TKTK for Spice Crossing: The story of Spice Crossing mirrors the story of New Delhi–born chef Sudhir Seth, whose road to Bethesda produces a narrative involving some of the most powerful people in both the culinary and political realms. His mother had mastered cooking in the styles of several Indian regions—a trait that she passed on to Sudhir while teaching him to respect their authenticity. When he turned 18, he became a trainee for the former chef of Buckingham Palace at his Indian restaurant, where Sudhir flourished.
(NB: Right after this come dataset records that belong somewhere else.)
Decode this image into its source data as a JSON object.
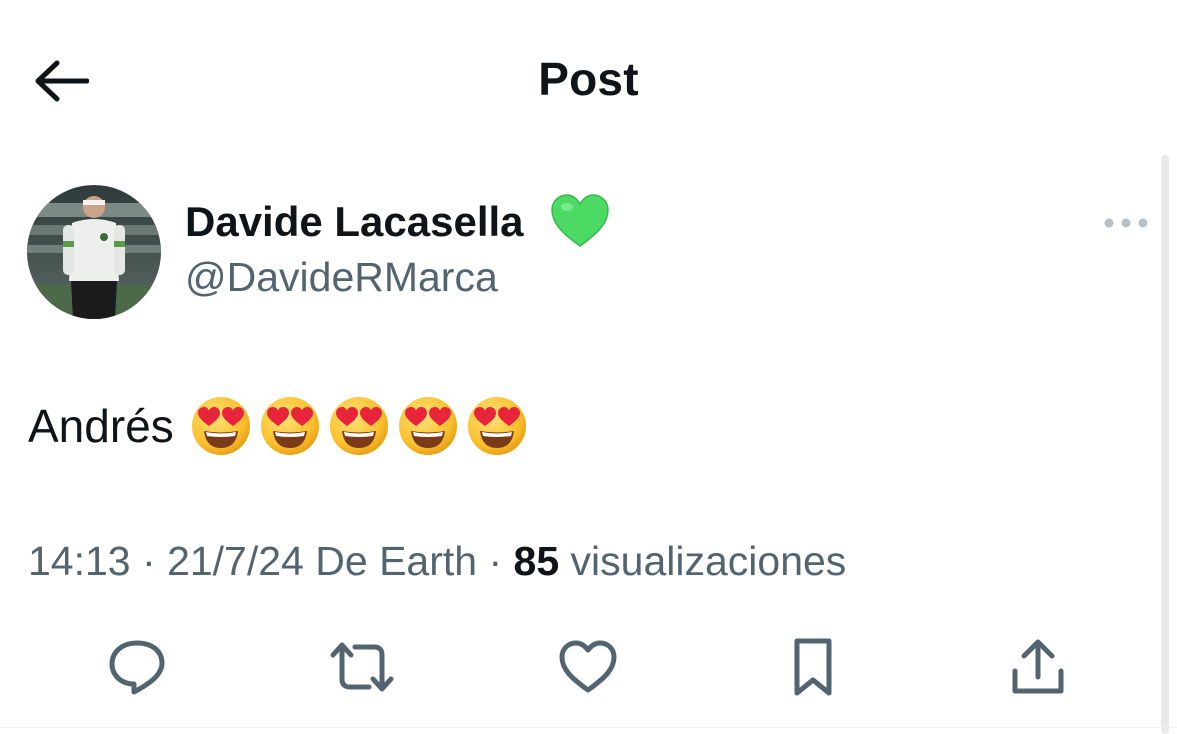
{
  "header": {
    "title": "Post",
    "back_icon": "arrow-left-icon"
  },
  "post": {
    "author": {
      "display_name": "Davide Lacasella",
      "badge_emoji": "green-heart",
      "handle": "@DavideRMarca"
    },
    "text": "Andrés",
    "emojis": [
      "heart-eyes",
      "heart-eyes",
      "heart-eyes",
      "heart-eyes",
      "heart-eyes"
    ],
    "meta": {
      "time": "14:13",
      "date": "21/7/24",
      "source": "De Earth",
      "views_count": "85",
      "views_label": "visualizaciones"
    }
  },
  "actions": [
    {
      "name": "reply",
      "icon": "speech-bubble-icon"
    },
    {
      "name": "repost",
      "icon": "repost-arrows-icon"
    },
    {
      "name": "like",
      "icon": "heart-outline-icon"
    },
    {
      "name": "bookmark",
      "icon": "bookmark-icon"
    },
    {
      "name": "share",
      "icon": "share-upload-icon"
    }
  ],
  "colors": {
    "text_primary": "#0f1419",
    "text_secondary": "#536471",
    "icon_gray": "#536471",
    "badge_green": "#4cd964"
  }
}
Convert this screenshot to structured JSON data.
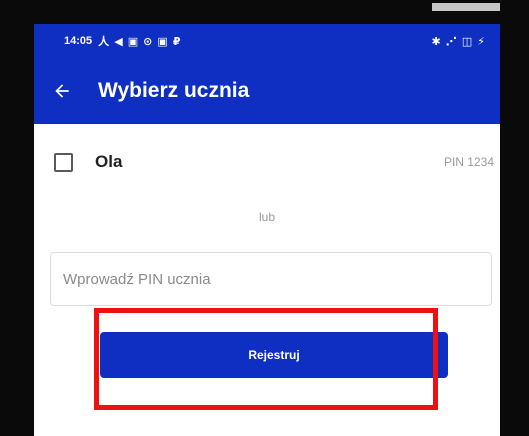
{
  "status_bar": {
    "time": "14:05",
    "left_icons": "人 ◀ ▣ ⊙ ▣ ₽",
    "right_icons": "✱ ⋰ ◫ ⚡"
  },
  "app_bar": {
    "title": "Wybierz ucznia",
    "back_icon": "arrow-left-icon"
  },
  "student": {
    "name": "Ola",
    "pin": "PIN 1234"
  },
  "or_label": "lub",
  "pin_input": {
    "placeholder": "Wprowadź PIN ucznia",
    "value": ""
  },
  "register_button": {
    "label": "Rejestruj"
  },
  "colors": {
    "primary": "#0f2fc2",
    "highlight": "#ee1111"
  }
}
His next endeavor was working for celebrated French chef Paul Bocuse, before he spent time across the southern states of the subcontinent, during which time he served Queen Elizabeth II. In the United States, Sudhir opened successful restaurants in New York and Chicago before settling in the DC area, where he cooked for President Clinton and his family at the Bombay Club. Dissatisfied with the lack of diversity in Indian dishes across the city, he established two of his own restaurants: Passage to India, with a focus on authenticity, and Spice Crossing, where he fuses Indian culinary traditions with global influences. This amalgamation takes form in tandoori wings, Portuguese¬–inspired spicy shrimp, and cheese dumplings smothered in a gravy flavored with mace and cardamom. Similar to the restaurant’s cuisine, the décor represents the British, Portuguese, Chinese, Spanish, and French influences on Indian culture. Orange and yellow silk drapes hang from the ceiling and create the feeling of being in a rajah’s tent. Their neutral colors juxtapose with bright turquoise walls and the geometric artwork that covers them. On Fridays, the staff hosts “Curry-Oke,” where singers can choose from 7,000 songs, including Bollywood favorites. TKTK Passage to India: The story of Passage to India mirrors the story of New Delhi–born chef Sudhir Seth, whose road to Bethesda produces a narrative involving some of the most powerful people in both the culinary and political realms. His mother had mastered cooking in the styles of several Indian regions—a trait that she passed on to Sudhir while teaching him to respect their authenticity. When he turned 18, he became a trainee for the former chef of Buckingham Palace at his Indian restaurant, where Sudhir flourished. His next endeavor was working for celebrated French chef Paul Bocuse, before he spent time across the southern states of the subcontinent, during which time he served Queen Elizabeth II. In the United States, Sudhir opened successful restaurants in New York and Chicago before settling in the DC area, where he cooked for President Clinton and his family at the Bombay Club. Dissatisfied with the lack of diversity in Indian dishes across the city, he established Passage to India as a place where he can showcase traditionally prepared dishes by their region. The entrees on the dinner menu are separated according to the cardinal directions; from the north, stewed goat meat infused with garlic, onion, turnips and herbs slides off the bone, while the western-style prawn curry gets a kick from star anise. The southern baingan mirchi ka salan comprises baby eggplants and jalapenos that are simmered in a sesame-peanut gravy, a dish lauded by the Washingtonian. The amount of care put into the menu is met by the attention to detail in the dining room’s décor, where sepia portraits of rajahs share wall space with those of British viceroys of the East India Company as well as ornamental screens and a wooden diptych. Wooden chairs and patterned banquettes surround turquoise- and white-topped tables, which rest beneath antique maps of the subcontinent.

4931 Cordell Ave
Bethesda,
MD
US